## WORK INSTRUCTIONS
Look through the material below. Copy each line that contains the string "glyph".

## DATA IN THIS EXERCISE
┄┄┄┄┄┄┄┄┄┄
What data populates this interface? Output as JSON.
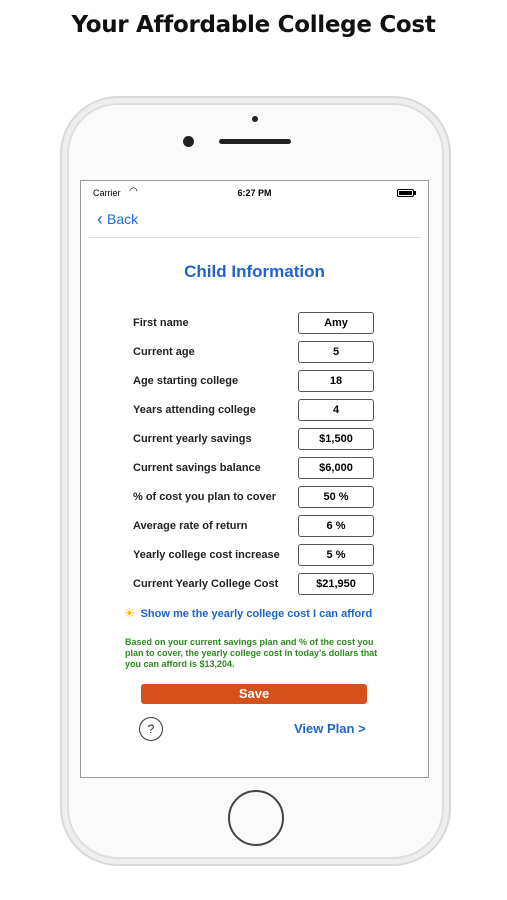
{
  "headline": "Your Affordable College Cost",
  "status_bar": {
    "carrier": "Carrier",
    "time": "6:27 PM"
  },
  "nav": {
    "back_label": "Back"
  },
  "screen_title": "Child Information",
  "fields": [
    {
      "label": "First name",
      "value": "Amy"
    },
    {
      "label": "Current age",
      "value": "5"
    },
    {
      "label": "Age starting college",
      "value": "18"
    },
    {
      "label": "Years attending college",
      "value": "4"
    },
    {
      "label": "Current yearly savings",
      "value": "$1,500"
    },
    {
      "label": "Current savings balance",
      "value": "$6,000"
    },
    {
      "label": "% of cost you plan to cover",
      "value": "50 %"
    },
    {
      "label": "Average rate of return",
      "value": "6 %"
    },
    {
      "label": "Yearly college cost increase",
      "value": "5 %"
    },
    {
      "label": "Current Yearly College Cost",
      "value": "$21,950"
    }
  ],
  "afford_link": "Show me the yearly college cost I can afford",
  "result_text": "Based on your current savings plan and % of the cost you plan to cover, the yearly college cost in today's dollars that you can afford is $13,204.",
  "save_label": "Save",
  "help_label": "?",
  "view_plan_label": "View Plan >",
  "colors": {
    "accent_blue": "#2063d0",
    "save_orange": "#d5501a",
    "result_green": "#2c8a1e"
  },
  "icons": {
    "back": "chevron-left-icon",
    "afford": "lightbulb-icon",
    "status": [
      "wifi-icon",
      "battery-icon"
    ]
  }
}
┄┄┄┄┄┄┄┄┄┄
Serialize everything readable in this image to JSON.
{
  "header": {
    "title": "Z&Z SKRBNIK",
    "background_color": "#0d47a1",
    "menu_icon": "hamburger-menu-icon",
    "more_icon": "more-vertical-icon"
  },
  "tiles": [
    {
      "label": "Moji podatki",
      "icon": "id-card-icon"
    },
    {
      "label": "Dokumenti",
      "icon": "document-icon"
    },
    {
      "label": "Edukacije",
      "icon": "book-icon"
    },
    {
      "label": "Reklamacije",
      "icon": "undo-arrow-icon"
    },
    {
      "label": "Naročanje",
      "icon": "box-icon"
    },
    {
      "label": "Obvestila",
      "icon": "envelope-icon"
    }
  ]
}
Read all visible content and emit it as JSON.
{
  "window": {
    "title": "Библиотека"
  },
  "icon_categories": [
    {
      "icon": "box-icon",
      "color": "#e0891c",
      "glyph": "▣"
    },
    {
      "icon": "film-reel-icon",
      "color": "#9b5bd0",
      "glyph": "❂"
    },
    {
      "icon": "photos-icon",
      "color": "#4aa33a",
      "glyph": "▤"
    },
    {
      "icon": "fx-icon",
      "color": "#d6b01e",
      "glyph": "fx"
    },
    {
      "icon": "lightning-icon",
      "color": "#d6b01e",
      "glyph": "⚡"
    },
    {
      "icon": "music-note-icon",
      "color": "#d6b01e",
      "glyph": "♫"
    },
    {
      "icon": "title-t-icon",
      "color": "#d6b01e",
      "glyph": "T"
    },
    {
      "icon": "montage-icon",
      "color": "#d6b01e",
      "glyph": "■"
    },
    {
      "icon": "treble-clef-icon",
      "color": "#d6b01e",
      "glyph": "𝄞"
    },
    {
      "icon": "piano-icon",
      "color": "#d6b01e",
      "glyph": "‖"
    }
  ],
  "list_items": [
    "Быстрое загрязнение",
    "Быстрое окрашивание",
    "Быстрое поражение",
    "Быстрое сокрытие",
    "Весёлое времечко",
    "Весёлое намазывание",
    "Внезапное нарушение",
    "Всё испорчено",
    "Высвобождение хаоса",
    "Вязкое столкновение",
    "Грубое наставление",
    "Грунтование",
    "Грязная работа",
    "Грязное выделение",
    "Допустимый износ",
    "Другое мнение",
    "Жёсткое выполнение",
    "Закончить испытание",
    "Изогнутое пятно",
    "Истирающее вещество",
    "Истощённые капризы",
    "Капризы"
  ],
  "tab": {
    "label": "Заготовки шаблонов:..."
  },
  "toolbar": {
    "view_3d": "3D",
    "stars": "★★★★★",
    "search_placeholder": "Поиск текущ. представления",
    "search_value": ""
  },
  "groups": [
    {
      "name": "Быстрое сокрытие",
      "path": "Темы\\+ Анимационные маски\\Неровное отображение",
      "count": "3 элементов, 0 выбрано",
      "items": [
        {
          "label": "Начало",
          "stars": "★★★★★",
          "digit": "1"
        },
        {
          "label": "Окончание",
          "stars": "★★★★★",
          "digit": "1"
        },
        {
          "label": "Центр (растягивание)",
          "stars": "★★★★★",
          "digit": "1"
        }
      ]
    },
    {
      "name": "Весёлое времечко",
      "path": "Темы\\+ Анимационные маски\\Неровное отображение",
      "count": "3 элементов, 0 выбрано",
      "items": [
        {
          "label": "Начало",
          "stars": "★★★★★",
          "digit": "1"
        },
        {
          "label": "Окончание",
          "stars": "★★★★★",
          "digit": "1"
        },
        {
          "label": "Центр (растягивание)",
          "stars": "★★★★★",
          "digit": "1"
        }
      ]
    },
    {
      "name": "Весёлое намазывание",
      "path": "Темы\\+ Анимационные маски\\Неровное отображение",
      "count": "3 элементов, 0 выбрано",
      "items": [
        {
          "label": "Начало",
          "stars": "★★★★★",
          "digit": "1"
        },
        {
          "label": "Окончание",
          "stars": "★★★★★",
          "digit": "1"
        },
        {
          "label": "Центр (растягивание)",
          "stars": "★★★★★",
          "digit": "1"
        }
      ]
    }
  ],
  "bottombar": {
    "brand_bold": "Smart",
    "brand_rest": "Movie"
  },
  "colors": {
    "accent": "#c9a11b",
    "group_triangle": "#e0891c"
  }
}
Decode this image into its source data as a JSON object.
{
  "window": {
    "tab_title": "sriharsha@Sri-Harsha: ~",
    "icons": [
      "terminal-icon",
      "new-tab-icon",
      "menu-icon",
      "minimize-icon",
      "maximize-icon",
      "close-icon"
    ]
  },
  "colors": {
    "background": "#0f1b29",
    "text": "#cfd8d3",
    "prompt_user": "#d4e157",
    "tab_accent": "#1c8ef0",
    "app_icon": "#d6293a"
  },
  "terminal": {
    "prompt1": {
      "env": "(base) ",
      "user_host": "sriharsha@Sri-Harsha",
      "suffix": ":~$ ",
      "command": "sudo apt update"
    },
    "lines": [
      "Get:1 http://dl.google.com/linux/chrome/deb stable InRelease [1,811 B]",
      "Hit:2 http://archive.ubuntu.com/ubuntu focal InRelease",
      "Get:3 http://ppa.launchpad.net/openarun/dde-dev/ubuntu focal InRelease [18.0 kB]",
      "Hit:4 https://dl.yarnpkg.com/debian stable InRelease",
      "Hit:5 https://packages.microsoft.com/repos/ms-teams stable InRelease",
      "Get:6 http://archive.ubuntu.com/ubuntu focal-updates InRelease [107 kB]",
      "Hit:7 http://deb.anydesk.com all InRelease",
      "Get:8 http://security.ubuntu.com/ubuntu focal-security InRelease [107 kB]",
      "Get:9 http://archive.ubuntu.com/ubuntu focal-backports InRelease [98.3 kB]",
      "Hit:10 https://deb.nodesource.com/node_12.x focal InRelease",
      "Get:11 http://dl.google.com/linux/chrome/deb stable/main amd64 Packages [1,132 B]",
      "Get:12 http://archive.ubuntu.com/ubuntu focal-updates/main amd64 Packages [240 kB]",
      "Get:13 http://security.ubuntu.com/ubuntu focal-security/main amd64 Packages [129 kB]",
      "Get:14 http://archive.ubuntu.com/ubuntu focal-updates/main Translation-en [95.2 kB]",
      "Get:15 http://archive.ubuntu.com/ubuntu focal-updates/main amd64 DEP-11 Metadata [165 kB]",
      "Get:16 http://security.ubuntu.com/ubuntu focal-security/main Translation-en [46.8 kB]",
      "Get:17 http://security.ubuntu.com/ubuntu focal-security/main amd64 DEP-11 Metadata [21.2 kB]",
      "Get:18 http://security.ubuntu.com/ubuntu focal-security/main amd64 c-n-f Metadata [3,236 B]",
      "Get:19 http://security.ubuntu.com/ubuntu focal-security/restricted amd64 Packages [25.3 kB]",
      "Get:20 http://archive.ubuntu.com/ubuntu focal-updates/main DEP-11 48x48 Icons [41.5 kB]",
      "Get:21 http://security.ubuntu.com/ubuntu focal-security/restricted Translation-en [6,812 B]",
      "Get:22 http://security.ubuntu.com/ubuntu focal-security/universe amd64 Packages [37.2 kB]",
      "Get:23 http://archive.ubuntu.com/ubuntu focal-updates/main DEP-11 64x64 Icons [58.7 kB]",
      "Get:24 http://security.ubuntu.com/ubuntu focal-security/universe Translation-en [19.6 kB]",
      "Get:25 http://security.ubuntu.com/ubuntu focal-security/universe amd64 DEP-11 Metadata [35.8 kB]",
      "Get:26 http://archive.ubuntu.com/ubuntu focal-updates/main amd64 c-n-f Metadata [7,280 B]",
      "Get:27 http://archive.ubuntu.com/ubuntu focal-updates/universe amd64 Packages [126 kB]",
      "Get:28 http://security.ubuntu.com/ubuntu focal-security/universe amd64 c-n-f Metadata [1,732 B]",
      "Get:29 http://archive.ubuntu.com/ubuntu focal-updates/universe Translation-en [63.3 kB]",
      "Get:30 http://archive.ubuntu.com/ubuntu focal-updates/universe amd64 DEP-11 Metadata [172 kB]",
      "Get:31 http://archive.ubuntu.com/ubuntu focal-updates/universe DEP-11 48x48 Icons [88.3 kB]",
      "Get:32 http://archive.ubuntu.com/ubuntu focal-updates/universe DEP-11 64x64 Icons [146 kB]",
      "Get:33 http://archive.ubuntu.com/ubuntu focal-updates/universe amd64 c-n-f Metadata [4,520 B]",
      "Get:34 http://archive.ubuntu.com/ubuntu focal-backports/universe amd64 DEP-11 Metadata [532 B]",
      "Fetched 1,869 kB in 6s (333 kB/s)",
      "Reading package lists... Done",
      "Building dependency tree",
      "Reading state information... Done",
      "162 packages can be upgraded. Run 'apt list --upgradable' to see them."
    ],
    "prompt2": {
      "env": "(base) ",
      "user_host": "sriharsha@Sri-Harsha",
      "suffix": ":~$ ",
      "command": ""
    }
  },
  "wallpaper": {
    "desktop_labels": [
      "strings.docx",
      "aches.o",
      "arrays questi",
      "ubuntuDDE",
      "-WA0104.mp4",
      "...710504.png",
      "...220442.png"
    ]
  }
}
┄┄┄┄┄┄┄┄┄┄
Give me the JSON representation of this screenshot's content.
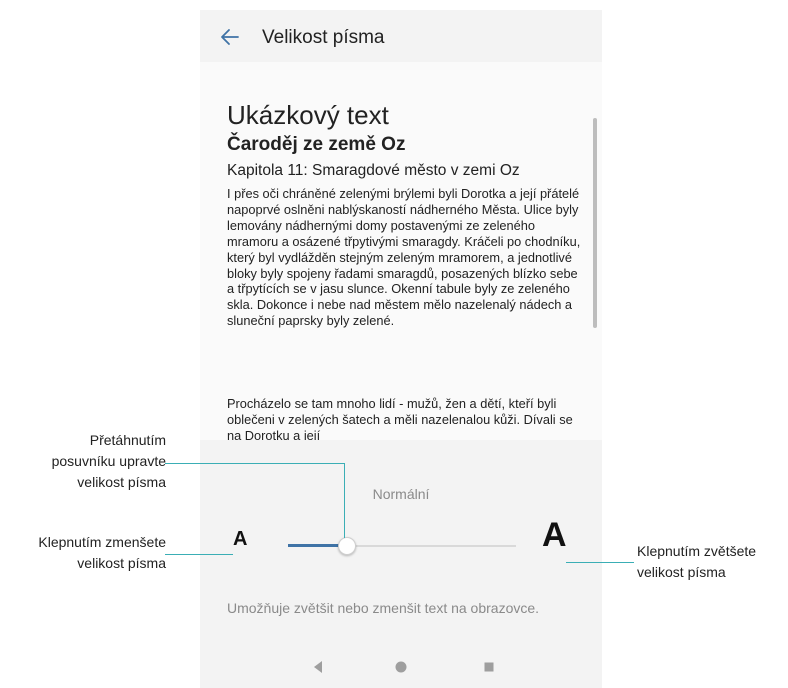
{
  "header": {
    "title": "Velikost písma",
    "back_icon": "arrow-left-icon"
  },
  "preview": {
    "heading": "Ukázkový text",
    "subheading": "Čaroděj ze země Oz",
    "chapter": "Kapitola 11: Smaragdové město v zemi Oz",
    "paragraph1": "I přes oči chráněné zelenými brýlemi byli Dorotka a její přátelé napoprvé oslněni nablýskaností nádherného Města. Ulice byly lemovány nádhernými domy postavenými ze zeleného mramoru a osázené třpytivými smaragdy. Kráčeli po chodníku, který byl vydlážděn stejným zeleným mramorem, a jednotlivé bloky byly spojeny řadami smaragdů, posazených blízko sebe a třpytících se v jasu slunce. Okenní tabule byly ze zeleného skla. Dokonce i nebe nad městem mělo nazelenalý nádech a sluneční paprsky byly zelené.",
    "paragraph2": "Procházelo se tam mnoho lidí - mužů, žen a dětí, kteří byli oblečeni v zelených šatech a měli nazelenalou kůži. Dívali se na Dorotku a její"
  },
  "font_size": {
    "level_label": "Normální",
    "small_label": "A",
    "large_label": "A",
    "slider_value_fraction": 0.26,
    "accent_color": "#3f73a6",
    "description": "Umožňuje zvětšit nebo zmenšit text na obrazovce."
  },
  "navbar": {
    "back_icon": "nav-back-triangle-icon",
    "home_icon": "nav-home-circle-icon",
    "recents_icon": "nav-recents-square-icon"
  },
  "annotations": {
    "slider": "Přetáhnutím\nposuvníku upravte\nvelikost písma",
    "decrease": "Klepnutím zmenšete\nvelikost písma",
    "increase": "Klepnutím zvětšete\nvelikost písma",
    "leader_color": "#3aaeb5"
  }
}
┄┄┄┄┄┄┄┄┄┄
## SOLUTION TO THE EXERCISE
      "glyph": "▣"
      "glyph": "❂"
      "glyph": "▤"
      "glyph": "fx"
      "glyph": "⚡"
      "glyph": "♫"
      "glyph": "T"
      "glyph": "■"
      "glyph": "𝄞"
      "glyph": "‖"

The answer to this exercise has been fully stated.